How Russia used Lukoil business deals in Mexico to avert further economic sanctions

The Kremlin is actively using Lukoil as a tool for collusion in the international arena. According to recent reports, Russia has avoided being designated on the global financial crime watchdog's blacklist by using strong-arm diplomacy against Mexico related to energy projects and defense cooperation.

FATF failed to nail Russia

The Financial Action Task Force on Money Laundering (FATF) held its plenary meeting in Paris in June, and one of the most significant issues at stake was the possibility of including the Russian Federation on the list of "high-risk" countries in terms of money laundering, financing of terrorism and weapons proliferation. The blacklisting of Russia was pushed openly by Ukraine, while Russia resorted to arm-twisting negotiations.

The Paris-based FATF is a 39-nation group that works to combat money laundering, the financing of terrorism, and weapons proliferation. It lists countries as "high-risk" if they have "significant strategic deficiencies" on these issues.

FATF suspended Russia's membership in February, saying Moscow's war in Ukraine had violated its principles. Although it remains a member, Russia is the first country to be suspended by FATF. Suspension means it is barred from attending meetings and accessing documents.

Ukraine, which is not a member, has urged the FATF to go further and blacklist Russia. The main arguments from Kyiv were the following: after its suspension, Russia stepped up activities related to money laundering, terrorist financing, and the proliferation of weapons of mass destruction, as well as sanctions evasion; Russia has deepened its cooperation with North Korea and Iran, which are on the FATF's blacklist, by trading arms and fuel and through cooperation between banking systems.

But Russia was not included in the FATF list despite Ukraine's arguments.

Kremlin's "warnings"

One week before the FATF plenary, Bloomberg reported that an unnamed Russian state agency warned counterparts in Mexico of "serious difficulties" in joint development projects involving Lukoil and the roll-out of Moscow's Mir card payment system if action by the FATF wasn't averted. Moscow approached more than half a dozen countries, including Mexico, Saudi Arabia, Turkey, and the United Arab Emirates, to spell out the negative consequences for trade, energy, and defense ties if the FATF had imposed more restrictions, according to documents seen by Bloomberg and accounts by officials in NATO countries familiar with the situation.

"A Russian state agency warned counterparts in Mexico of serious difficulties in joint development projects involving Lukoil and the roll-out of Moscow's Mir card payment system if action by the FATF isn't averted. Trade relations would be damaged, including Russian supplies of fertilizers, steel products, aluminum and synthetic rubber to Mexico", according to Bloomberg.

Mexico's joint-ventures with Russia's Lukoil
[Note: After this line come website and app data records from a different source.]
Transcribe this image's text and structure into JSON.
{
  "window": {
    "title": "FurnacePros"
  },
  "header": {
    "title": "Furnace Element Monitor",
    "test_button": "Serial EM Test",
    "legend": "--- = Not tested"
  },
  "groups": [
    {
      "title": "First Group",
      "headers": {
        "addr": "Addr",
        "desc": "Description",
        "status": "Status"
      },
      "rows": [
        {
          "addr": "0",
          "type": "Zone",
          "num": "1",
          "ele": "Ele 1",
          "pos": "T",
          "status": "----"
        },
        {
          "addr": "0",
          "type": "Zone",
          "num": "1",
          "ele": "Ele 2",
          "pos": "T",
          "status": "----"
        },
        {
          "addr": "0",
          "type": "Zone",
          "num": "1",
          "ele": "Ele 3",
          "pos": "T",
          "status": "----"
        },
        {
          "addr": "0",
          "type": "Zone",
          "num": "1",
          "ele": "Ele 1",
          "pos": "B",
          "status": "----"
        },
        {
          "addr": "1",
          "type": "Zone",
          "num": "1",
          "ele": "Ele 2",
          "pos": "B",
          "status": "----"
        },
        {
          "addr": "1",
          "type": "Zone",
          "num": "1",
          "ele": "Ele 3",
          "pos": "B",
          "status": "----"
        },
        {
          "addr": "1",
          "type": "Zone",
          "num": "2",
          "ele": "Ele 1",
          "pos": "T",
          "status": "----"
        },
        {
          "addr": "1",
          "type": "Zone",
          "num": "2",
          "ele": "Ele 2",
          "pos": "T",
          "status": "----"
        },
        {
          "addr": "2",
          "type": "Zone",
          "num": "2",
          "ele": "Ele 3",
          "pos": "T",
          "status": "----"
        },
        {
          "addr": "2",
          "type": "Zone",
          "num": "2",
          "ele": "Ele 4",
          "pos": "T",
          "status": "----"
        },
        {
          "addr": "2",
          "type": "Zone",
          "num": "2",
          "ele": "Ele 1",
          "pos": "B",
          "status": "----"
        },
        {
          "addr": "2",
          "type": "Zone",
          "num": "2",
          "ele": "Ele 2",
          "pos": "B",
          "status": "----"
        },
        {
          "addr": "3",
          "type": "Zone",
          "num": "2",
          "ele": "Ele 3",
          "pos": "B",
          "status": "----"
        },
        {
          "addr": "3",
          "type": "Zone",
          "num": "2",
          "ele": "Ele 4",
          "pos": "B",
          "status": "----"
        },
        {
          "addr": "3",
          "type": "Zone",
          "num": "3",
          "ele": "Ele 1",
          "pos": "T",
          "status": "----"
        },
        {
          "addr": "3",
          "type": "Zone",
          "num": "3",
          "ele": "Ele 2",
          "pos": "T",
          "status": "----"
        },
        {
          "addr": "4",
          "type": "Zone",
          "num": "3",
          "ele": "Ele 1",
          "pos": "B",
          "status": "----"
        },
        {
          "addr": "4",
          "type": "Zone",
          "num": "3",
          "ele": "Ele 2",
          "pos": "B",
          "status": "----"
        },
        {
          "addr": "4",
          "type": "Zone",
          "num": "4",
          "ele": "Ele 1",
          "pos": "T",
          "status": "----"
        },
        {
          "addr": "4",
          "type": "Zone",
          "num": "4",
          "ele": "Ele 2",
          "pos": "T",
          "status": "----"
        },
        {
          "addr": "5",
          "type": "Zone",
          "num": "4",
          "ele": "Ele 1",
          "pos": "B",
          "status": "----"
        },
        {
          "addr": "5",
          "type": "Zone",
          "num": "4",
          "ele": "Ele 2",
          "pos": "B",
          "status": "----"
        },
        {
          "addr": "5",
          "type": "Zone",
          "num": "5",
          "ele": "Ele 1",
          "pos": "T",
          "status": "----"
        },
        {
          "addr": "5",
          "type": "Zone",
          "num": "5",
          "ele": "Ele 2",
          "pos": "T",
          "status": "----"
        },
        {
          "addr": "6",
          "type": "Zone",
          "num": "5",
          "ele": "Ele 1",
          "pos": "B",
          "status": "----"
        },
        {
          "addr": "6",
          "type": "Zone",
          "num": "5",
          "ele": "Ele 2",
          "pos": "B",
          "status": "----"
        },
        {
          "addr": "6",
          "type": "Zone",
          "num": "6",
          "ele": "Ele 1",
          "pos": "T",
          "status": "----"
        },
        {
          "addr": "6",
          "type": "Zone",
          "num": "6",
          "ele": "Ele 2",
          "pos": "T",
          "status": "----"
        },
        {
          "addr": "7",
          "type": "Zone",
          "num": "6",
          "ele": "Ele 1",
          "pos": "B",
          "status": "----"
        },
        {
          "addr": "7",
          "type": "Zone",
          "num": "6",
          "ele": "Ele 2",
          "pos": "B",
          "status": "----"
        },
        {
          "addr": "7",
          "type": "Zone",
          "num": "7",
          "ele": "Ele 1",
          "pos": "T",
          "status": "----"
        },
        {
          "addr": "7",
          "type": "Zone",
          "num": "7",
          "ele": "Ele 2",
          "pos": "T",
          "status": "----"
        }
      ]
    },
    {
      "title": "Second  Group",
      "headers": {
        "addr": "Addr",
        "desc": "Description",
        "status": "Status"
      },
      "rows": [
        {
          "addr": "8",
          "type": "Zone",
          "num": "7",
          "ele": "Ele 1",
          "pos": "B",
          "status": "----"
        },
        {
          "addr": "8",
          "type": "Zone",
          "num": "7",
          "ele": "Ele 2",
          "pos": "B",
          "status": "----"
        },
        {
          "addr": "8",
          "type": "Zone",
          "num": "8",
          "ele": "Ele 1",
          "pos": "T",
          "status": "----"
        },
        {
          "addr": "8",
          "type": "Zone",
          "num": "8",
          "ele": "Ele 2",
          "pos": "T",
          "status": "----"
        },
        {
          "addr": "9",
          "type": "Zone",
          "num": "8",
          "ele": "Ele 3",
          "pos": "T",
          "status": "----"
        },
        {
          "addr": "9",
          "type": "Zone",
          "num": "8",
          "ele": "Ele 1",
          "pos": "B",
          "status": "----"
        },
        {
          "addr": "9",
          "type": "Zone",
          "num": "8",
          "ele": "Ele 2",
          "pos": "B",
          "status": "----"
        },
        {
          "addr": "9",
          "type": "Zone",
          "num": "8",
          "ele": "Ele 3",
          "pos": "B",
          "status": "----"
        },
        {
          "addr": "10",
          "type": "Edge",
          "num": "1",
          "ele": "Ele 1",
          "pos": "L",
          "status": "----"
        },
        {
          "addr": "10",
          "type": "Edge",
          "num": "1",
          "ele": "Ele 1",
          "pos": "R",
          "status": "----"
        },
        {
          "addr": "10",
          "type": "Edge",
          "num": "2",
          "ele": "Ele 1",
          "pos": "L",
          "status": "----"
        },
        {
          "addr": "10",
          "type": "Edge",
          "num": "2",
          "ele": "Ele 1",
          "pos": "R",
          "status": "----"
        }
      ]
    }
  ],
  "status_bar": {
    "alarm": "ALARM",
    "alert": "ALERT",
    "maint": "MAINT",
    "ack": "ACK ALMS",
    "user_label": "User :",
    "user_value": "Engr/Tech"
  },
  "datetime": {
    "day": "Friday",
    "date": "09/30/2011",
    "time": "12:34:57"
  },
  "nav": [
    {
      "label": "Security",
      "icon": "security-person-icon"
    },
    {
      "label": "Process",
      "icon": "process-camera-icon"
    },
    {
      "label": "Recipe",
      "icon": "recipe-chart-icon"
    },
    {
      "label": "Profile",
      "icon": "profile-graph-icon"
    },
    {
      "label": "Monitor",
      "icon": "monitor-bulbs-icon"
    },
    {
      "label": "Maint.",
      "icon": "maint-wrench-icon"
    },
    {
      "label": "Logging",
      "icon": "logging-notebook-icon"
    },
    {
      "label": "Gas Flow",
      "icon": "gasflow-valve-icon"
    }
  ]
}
Lukoil started working in Mexico in July 2015, when it entered the development project of the Amatitlan block, in which it owns a 75% stake. The company, together with Italy's Eni, participates in the development of Blocks 10, 12, and 28 on the shelf of the Gulf of Mexico. On February 25 last year, one day after Russia began its full military offensive against Ukraine, Lukoil announced the completion of the acquisition of a 50 percent operated interest in the Block 4 project in the shallow waters offshore Mexico through a deal with the operator's holding company for $435 million. This year, Ichalkil and Pokoch – the two oil fields within the block - are expected to reach peak production.

In December 2022, Lukoil announced it was working on a plan of action with the Mexican National Hydrocarbons Commission for the Yoti field discovered within offshore Block 12 – one of those developed with Eni.

Mexico has no qualms about keeping business relations with Russia at the same level after the brutal invasion of Ukraine. In March 2022, Mexican President Andres Manuel Lopez Obrador said that his country would not impose restrictive economic measures on Russia. Last October, Mexican Ambassador to Russia Norma Pensado said that Mexico continues implementing joint field development projects with Lukoil and Eni.

Lukoil, the second biggest oil company in Russia, is privately held but practically controlled by Kremlin's power vertical through political and coercive means. Lukoil has avoided EU sanctions, as it has an efficient lobbying power in Brussels and strong market positions in some member states, but it has been under U.S. sanctions since 2014.

The latest revelations about the FATF file show that the Kremlin is actively using Lukoil as a tool for collusion in the international arena, while the company's incorporated taxes in Russia are feeding the war effort.